The Massachusetts Area Health Education Center (MassAHEC) Network is a statewide organization that consists of six regional offices. Each office is hosted by a local nonprofit agency or the city health department with local advisory boards who provide guidance and input and assure the office’s responsiveness to local health care workforce needs. MassAHEC Network addresses the concern of health disparities in the commonwealth by focusing on three areas of workforce development: fostering a culturally competent, skilled health care workforce; ensuring that all residents of the commonwealth have access to quality health care delivered by a skilled health care workforce; and ensuring that the diversity of the health care workforce reflects the diversity of the population it serves. The MassAHEC Network is part of Commonwealth Medicine’s Center for Health Policy and Research. For more information, visit www.umassmed.edu/ahec.

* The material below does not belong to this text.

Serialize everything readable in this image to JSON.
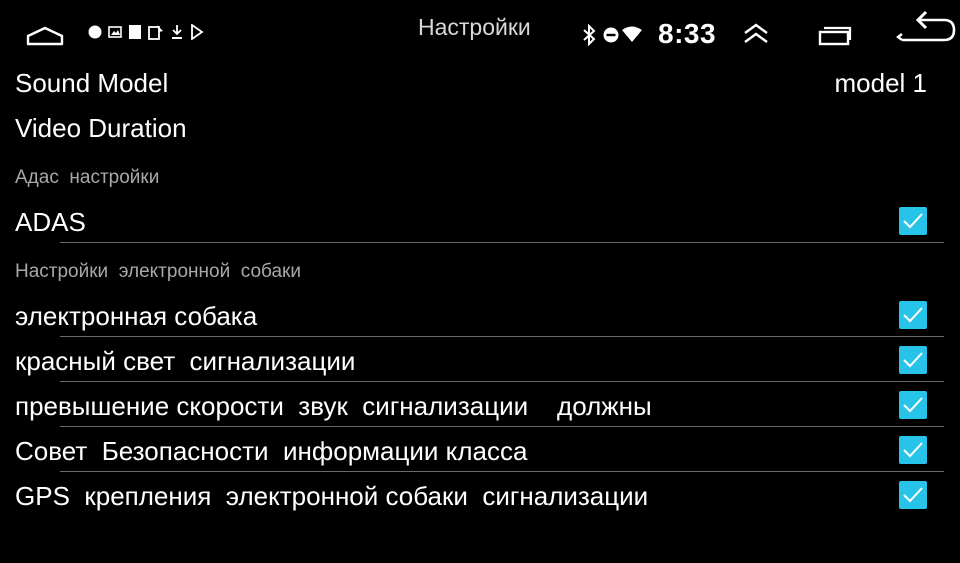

About the Center for Health Policy and Research
UMass Medical School’s Center for Health Policy and Research (CHPR) is dedicated to research, evaluation and education initiatives that advance public health policy and outcomes worldwide. CHPR’s distinctive approach to its public service endeavors include cultivating data for translational science; researching and creating policy on public health services; implementing and delivering those services; supporting policy and program development for human service agencies and nonprofits; working with and for government health care agencies; and providing services for managed care organizations. For more information, visit www.umassmed.edu/chpr.
About Commonwealth Medicine
Commonwealth Medicine (CWM) is the public, nonprofit health care consulting and service organization founded by UMass Medical School. Government agencies, nonprofits and managed care organizations benefit from CWM’s expertise in clinical service delivery, health care financing strategies, policy management and quality improvement. CWM programs have helped Massachusetts—and many other state, international and local health care agencies—to increase the value of health care expenditures while improving access and delivery of care to at-risk and uninsured populations. Commonwealth Medicine programs were developed, in part, as a way for UMMS faculty and staff to have a direct and profound impact on the communities of Massachusetts, and now provide critical opportunities for UMMS faculty and students to serve the community. For more information, visit www.umassmed.edu/commed.